Traditional construction projects generate upwards of 56 million tons of waste and debris every year. Since there is little to no need for raw materials on a prefab construction site, there is no waste to haul away at the end of the day.
Prefabricated structures are built to last, but they don’t have to. Once they’ve outlived their usefulness, they can be disassembled and moved, reused, or recycled into new structures. Imagine building a house or a business then discovering that your chosen location is in a flood plain or prone to wildfires. Instead of abandoning your already-built structure and starting over, you could potentially disassemble the prefab and have it reassembled in an entirely new location.
Versatile and Forward-Thinking
One of the often overlooked benefits of prefabricated construction is the fact that it makes it easier to incorporate green materials, techniques, and technologies directly into your build. Instead of building a new house and then having solar panels installed on the roof or eco-friendly insulation piped into the walls, you can incorporate all of these features directly into your design. You won’t need solar installers — just a skilled electrician to hook the panels up to the home’s grid.
The construction industry as a whole is looking for ways to shrink its carbon footprint and improve the sustainability of its projects. Sure, it isn’t a foolproof way to eliminate construction and demolition waste. However, it is a step in the right direction when it comes to reducing waste in the industry and creating a more sustainable future for construction as a whole.

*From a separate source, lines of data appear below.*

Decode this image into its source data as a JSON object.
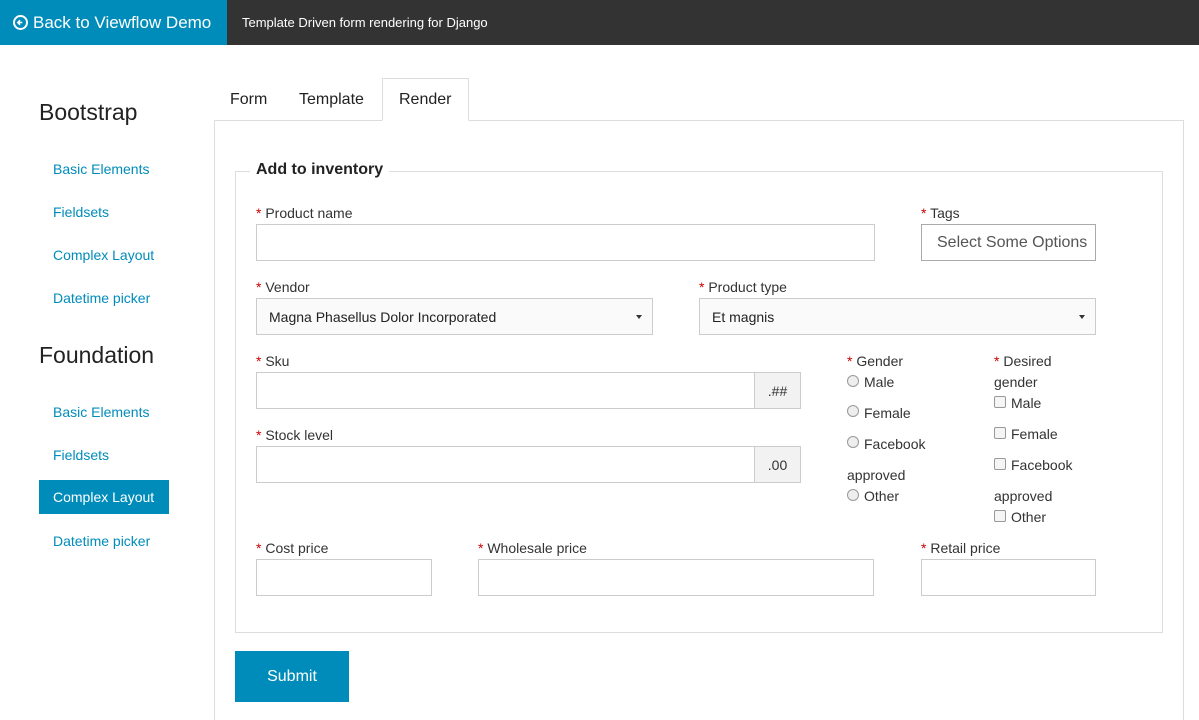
{
  "topbar": {
    "back_label": "Back to Viewflow Demo",
    "title": "Template Driven form rendering for Django"
  },
  "sidebar": {
    "sections": [
      {
        "heading": "Bootstrap",
        "items": [
          "Basic Elements",
          "Fieldsets",
          "Complex Layout",
          "Datetime picker"
        ]
      },
      {
        "heading": "Foundation",
        "items": [
          "Basic Elements",
          "Fieldsets",
          "Complex Layout",
          "Datetime picker"
        ]
      }
    ],
    "active": "Foundation / Complex Layout"
  },
  "tabs": [
    "Form",
    "Template",
    "Render"
  ],
  "active_tab": "Render",
  "form": {
    "legend": "Add to inventory",
    "required_marker": "*",
    "product_name": {
      "label": "Product name",
      "value": ""
    },
    "tags": {
      "label": "Tags",
      "placeholder": "Select Some Options"
    },
    "vendor": {
      "label": "Vendor",
      "selected": "Magna Phasellus Dolor Incorporated"
    },
    "product_type": {
      "label": "Product type",
      "selected": "Et magnis"
    },
    "sku": {
      "label": "Sku",
      "value": "",
      "postfix": ".##"
    },
    "stock_level": {
      "label": "Stock level",
      "value": "",
      "postfix": ".00"
    },
    "gender": {
      "label": "Gender",
      "options": [
        "Male",
        "Female",
        "Facebook",
        "approved",
        "Other"
      ]
    },
    "desired_gender": {
      "label_line1": "Desired",
      "label_line2": "gender",
      "options": [
        "Male",
        "Female",
        "Facebook",
        "approved",
        "Other"
      ]
    },
    "cost_price": {
      "label": "Cost price",
      "value": ""
    },
    "wholesale_price": {
      "label": "Wholesale price",
      "value": ""
    },
    "retail_price": {
      "label": "Retail price",
      "value": ""
    },
    "submit_label": "Submit"
  },
  "colors": {
    "accent": "#008cba",
    "topbar": "#333333",
    "required": "#cc0000"
  }
}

Prefabrication: Looking Toward the Future of Construction
The construction industry hasn’t changed much in the last century. However, if sustainability is the goal, big shifts are going to be necessary. Utilizing prefabricated structures is just a single piece of the puzzle, but it will play an enormous role in reducing job site waste and emissions, as well as shrinking energy consumption and even reducing the amount of time necessary to bring a new structure to completion.
It is essential for construction companies to start adopting new technologies and exploring their options. We’re all in this together to create a greener and more sustainable construction future.